What the exercise asks
Copy all lines below that use the word "Lucía".

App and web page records
════════════════════
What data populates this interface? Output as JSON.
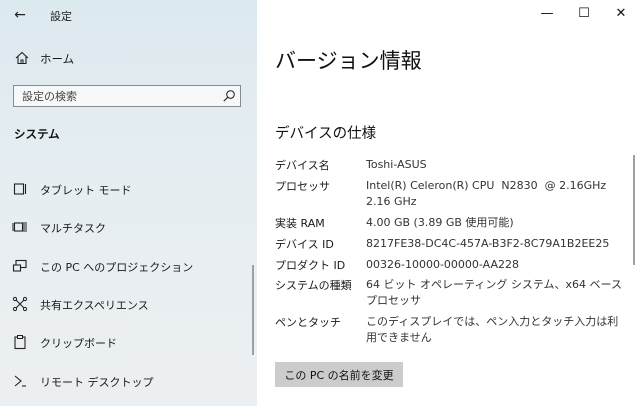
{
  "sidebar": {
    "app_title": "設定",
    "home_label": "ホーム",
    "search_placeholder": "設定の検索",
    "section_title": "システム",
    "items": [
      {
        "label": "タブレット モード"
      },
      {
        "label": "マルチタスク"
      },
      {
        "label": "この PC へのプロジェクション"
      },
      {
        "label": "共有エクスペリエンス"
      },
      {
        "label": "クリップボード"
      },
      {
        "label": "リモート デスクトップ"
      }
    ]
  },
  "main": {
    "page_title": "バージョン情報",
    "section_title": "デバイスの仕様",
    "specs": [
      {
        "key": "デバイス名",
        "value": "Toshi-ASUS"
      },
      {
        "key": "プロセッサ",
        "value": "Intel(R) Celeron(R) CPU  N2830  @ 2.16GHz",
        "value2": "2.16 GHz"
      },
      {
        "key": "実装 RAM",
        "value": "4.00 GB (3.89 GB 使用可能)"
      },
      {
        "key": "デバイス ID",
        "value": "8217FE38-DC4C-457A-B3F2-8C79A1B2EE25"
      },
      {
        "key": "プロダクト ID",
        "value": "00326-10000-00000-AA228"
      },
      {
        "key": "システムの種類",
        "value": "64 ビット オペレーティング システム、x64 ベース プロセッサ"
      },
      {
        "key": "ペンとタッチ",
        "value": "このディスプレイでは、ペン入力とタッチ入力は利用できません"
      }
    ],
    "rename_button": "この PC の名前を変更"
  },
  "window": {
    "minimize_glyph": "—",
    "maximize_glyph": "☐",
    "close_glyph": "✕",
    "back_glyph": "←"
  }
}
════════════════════
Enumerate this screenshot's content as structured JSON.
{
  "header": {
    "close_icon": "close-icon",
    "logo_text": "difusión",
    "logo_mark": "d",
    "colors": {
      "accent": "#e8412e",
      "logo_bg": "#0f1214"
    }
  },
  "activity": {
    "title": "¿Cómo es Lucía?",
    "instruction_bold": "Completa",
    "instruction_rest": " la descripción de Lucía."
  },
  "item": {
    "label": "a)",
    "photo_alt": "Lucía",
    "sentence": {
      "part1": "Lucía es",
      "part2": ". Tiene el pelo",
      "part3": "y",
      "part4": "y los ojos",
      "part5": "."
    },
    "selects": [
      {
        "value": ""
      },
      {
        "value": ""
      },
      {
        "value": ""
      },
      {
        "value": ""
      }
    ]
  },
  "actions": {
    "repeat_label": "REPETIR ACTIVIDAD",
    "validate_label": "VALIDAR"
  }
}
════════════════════
Output for this exercise
    "title": "¿Cómo es Lucía?",
    "instruction_rest": " la descripción de Lucía."
    "photo_alt": "Lucía",
      "part1": "Lucía es",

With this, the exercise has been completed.